[Source records — start]
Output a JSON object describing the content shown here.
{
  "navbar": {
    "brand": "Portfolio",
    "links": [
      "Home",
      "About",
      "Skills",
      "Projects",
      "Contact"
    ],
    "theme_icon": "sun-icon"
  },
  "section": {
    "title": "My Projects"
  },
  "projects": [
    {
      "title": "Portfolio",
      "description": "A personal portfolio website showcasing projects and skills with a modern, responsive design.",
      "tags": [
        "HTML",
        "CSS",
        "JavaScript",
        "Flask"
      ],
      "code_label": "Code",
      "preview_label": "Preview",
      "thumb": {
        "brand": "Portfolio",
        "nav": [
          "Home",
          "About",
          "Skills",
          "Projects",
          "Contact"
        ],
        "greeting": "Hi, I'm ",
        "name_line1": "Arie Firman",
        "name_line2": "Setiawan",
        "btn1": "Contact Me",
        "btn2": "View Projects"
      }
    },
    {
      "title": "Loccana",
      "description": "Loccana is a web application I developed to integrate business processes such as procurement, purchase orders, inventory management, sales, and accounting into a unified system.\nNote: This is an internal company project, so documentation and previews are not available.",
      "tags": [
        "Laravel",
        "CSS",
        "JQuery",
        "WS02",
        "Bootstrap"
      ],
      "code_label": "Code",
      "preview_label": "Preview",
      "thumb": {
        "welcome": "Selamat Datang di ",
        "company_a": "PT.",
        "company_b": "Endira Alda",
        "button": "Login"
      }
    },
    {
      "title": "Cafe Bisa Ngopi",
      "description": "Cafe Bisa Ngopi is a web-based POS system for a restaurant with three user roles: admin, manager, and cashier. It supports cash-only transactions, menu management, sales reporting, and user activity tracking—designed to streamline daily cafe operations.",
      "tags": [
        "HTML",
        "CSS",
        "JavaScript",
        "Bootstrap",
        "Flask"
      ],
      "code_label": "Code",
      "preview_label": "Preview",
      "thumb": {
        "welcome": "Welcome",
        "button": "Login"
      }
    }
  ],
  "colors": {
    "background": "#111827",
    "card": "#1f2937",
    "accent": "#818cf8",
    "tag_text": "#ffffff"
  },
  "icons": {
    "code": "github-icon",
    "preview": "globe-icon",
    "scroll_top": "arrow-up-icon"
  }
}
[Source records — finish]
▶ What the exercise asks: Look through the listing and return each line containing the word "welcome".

▶ Your response:
        "welcome": "Selamat Datang di ",
        "welcome": "Welcome",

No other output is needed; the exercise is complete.